Interface dataset entries
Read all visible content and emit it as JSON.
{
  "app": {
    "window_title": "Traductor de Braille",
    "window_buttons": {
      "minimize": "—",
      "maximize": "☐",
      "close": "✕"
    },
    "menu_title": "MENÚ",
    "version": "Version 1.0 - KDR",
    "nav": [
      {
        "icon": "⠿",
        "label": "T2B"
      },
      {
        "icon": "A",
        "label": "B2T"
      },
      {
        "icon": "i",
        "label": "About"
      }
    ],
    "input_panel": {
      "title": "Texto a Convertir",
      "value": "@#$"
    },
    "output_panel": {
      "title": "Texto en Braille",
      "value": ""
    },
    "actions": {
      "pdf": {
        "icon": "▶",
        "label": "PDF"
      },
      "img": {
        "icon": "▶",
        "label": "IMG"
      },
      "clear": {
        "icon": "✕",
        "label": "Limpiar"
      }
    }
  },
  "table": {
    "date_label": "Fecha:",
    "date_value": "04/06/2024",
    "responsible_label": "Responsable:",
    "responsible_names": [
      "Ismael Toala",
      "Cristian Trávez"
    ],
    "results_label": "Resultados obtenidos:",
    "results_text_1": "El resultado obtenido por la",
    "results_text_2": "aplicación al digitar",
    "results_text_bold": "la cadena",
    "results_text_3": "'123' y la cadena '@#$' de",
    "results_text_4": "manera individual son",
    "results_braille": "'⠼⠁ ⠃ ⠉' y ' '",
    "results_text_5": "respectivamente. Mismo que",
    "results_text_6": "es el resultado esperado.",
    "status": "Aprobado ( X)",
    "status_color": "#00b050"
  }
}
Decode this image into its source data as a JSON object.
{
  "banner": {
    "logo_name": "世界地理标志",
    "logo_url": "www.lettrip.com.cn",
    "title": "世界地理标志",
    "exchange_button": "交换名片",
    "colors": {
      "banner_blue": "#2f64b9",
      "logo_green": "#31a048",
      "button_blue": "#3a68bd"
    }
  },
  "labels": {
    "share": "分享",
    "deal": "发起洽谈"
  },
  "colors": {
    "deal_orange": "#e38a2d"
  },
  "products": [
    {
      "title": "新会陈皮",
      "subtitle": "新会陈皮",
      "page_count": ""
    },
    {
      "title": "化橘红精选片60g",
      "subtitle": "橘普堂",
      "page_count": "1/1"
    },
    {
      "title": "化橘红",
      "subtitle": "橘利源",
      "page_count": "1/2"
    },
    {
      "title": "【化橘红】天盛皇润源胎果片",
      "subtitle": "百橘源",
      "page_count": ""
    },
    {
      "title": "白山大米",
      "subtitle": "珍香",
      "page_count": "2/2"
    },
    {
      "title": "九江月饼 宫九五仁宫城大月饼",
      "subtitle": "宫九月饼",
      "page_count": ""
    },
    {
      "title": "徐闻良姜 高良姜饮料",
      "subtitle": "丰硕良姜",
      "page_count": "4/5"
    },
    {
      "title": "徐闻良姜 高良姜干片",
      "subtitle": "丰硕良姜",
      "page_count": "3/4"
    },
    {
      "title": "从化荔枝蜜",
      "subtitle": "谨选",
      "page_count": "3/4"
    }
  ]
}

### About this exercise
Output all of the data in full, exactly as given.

### Answer
Read all visible content and emit it as JSON.
{
  "app": {
    "window_title": "Traductor de Braille",
    "window_buttons": {
      "minimize": "—",
      "maximize": "☐",
      "close": "✕"
    },
    "menu_title": "MENÚ",
    "version": "Version 1.0 - KDR",
    "nav": [
      {
        "icon": "⠿",
        "label": "T2B"
      },
      {
        "icon": "A",
        "label": "B2T"
      },
      {
        "icon": "i",
        "label": "About"
      }
    ],
    "input_panel": {
      "title": "Texto a Convertir",
      "value": "@#$"
    },
    "output_panel": {
      "title": "Texto en Braille",
      "value": ""
    },
    "actions": {
      "pdf": {
        "icon": "▶",
        "label": "PDF"
      },
      "img": {
        "icon": "▶",
        "label": "IMG"
      },
      "clear": {
        "icon": "✕",
        "label": "Limpiar"
      }
    }
  },
  "table": {
    "date_label": "Fecha:",
    "date_value": "04/06/2024",
    "responsible_label": "Responsable:",
    "responsible_names": [
      "Ismael Toala",
      "Cristian Trávez"
    ],
    "results_label": "Resultados obtenidos:",
    "results_text_1": "El resultado obtenido por la",
    "results_text_2": "aplicación al digitar",
    "results_text_bold": "la cadena",
    "results_text_3": "'123' y la cadena '@#$' de",
    "results_text_4": "manera individual son",
    "results_braille": "'⠼⠁ ⠃ ⠉' y ' '",
    "results_text_5": "respectivamente. Mismo que",
    "results_text_6": "es el resultado esperado.",
    "status": "Aprobado ( X)",
    "status_color": "#00b050"
  }
}
Decode this image into its source data as a JSON object.
{
  "banner": {
    "logo_name": "世界地理标志",
    "logo_url": "www.lettrip.com.cn",
    "title": "世界地理标志",
    "exchange_button": "交换名片",
    "colors": {
      "banner_blue": "#2f64b9",
      "logo_green": "#31a048",
      "button_blue": "#3a68bd"
    }
  },
  "labels": {
    "share": "分享",
    "deal": "发起洽谈"
  },
  "colors": {
    "deal_orange": "#e38a2d"
  },
  "products": [
    {
      "title": "新会陈皮",
      "subtitle": "新会陈皮",
      "page_count": ""
    },
    {
      "title": "化橘红精选片60g",
      "subtitle": "橘普堂",
      "page_count": "1/1"
    },
    {
      "title": "化橘红",
      "subtitle": "橘利源",
      "page_count": "1/2"
    },
    {
      "title": "【化橘红】天盛皇润源胎果片",
      "subtitle": "百橘源",
      "page_count": ""
    },
    {
      "title": "白山大米",
      "subtitle": "珍香",
      "page_count": "2/2"
    },
    {
      "title": "九江月饼 宫九五仁宫城大月饼",
      "subtitle": "宫九月饼",
      "page_count": ""
    },
    {
      "title": "徐闻良姜 高良姜饮料",
      "subtitle": "丰硕良姜",
      "page_count": "4/5"
    },
    {
      "title": "徐闻良姜 高良姜干片",
      "subtitle": "丰硕良姜",
      "page_count": "3/4"
    },
    {
      "title": "从化荔枝蜜",
      "subtitle": "谨选",
      "page_count": "3/4"
    }
  ]
}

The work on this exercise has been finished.